the income on an endowment provided by Robert and Charlotte Baron.
Boni: Albert Boni Fellowships, 1980-89, from annual gifts from
the family of Albert Boni; Boni Fellowships, 1990-92, from annual gifts
from William F. Boni.
Botein: Stephen Botein Fellowships, 1989-present, from income on an
endowment fund established by family and friends of the late Stephen
Daniels: Fred Harris Daniels Fellowships, 1974-81, from income from
challenge grant from the Fred Harris Daniels Foundation; 1981-82, from the
Society's general unrestricted income.
Drawn to Art: "Drawn to Art" Fellowship, 2000-present, income on an
endowment fund established by Diana Korzenik.
Hearst: William Randolph Hearst Foundation Fellowships,
2000-present, from the income on an endowment established by the William
Randolph Hearst Foundation.
Hiatt: Frances Hiatt Fellowships, 1980-93, from annual gifts from
Haven: Samuel Foster Haven Fellowships (named in honor of a
nineteenth-century scholar and librarian of AAS), 1982-85, from a grant
from the Exxon Education Foundation; 1985-87, from restricted endowment
K-12: Fellowships for K-12 Teachers and Librarians, 1994-97, from a
from the Lila Wallace-Reader's Digest Fund.
Last: Jay and Deborah Last Fellowships, 2007-present, from gifts
from Jay and Deborah Last.
Last for Artists: Jay and Deborah Last Fellowships, 2007-present,
from gifts from Jay and Deborah Last.
Legacy: Legacy Fellowship, 1999-present, from gifts from former
fellows and research associates.
Mellon: Andrew W. Mellon Fellowships, 1973-74, from income on an
grant from The Andrew W. Mellon Foundation.
Mellon Postdoc.: Mellon Postdoctoral Research Fellowships,
from a grant from The Andrew W. Mellon Foundation.
Mellon Post-Diss.: Mellon Post-Dissertation Fellowship,
a grant from The Andrew W. Mellow Foundation.
Mellon Dist. Scholar: Mellon Distinguished Scholar-in-Residence,
1998-present, from a grant from the Andrew W. Mellon Foundation.
Morgan: Richard F. and Virginia P. Morgan Fellowship,
funds by provided by Richard P. Morgan, of Willoughby, Ohio, in memory of
his parents, formerly of Worcester, Massachusetts
Peterson: Kate B. and Hall J. Peterson Fellowships, 1983-present,
income from an endowment provided by Mr. and Mrs. Hall J. Peterson.
RA: Research Associates, 1982-present; research associates are
(without AAS stipends) holding sabbaticals or other funded fellowships.
Reese: Reese Fellowships, 1999-present, from funds provided by the
William Reese Company, New Haven, Connecticut.
Rockefeller: Rockefeller Foundation Fellowships, 1973-76 (jointly
Clark University), from funds from the Rockefeller Foundation.
Sigety: Sigety Family Foundation Fellowship, 2000-present, from
gifts made by Charles E. Sigety through the Sigety Family Foundation.
Tracy: Joyce Tracy Fellowships, 1997-present, from income on an
established by family and friends of the Society's longtime curator of
newspapers and periodicals.
U.S. Steel: United States Steel Foundation Fellowships, 1972-73,
under funds granted by the United States Steel Foundation.
We believe that the information contained in this directory will be useful
to many people who wish to know more about how the collections and
programs of AAS have helped advance scholarship.

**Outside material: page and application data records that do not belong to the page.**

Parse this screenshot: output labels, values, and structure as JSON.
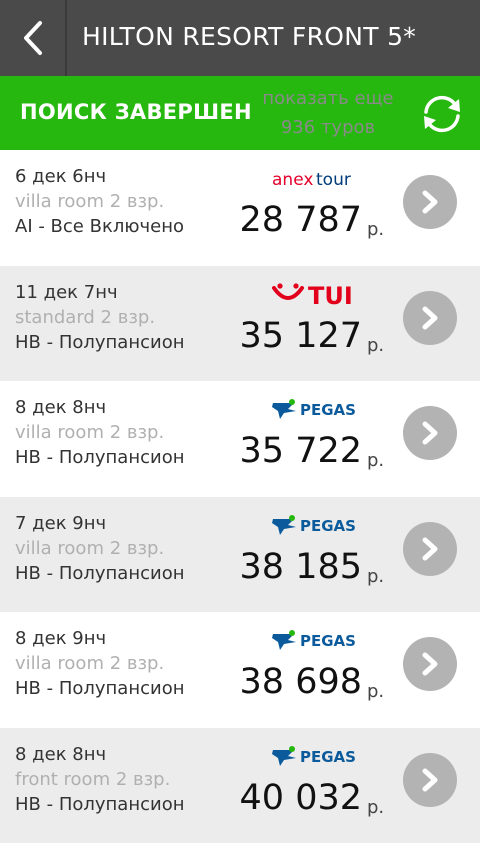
{
  "header": {
    "title": "HILTON RESORT FRONT 5*",
    "back_icon": "chevron-left-icon"
  },
  "status_bar": {
    "status": "ПОИСК ЗАВЕРШЕН",
    "show_more_line1": "показать еще",
    "show_more_line2": "936 туров",
    "refresh_icon": "refresh-icon"
  },
  "currency": "р.",
  "tours": [
    {
      "date": "6 дек 6нч",
      "room": "villa room 2 взр.",
      "meal": "AI - Все Включено",
      "operator": "anex tour",
      "price": "28 787"
    },
    {
      "date": "11 дек 7нч",
      "room": "standard 2 взр.",
      "meal": "HB - Полупансион",
      "operator": "TUI",
      "price": "35 127"
    },
    {
      "date": "8 дек 8нч",
      "room": "villa room 2 взр.",
      "meal": "HB - Полупансион",
      "operator": "PEGAS",
      "price": "35 722"
    },
    {
      "date": "7 дек 9нч",
      "room": "villa room 2 взр.",
      "meal": "HB - Полупансион",
      "operator": "PEGAS",
      "price": "38 185"
    },
    {
      "date": "8 дек 9нч",
      "room": "villa room 2 взр.",
      "meal": "HB - Полупансион",
      "operator": "PEGAS",
      "price": "38 698"
    },
    {
      "date": "8 дек 8нч",
      "room": "front room 2 взр.",
      "meal": "HB - Полупансион",
      "operator": "PEGAS",
      "price": "40 032"
    }
  ],
  "colors": {
    "header_bg": "#4a4a4a",
    "accent_green": "#27b80f",
    "row_alt_bg": "#ececec",
    "button_grey": "#b3b3b3",
    "anex_red": "#e4002b",
    "anex_blue": "#003b7a",
    "tui_red": "#e2001a",
    "pegas_blue": "#0a5a9c"
  }
}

But, even if this
directory serves no other purpose, it will at least remind all of those
listed in it in the Society's deep and continuing interest in their work
and in their whereabouts.
John B. Hench
Vice President for
Collections and Programs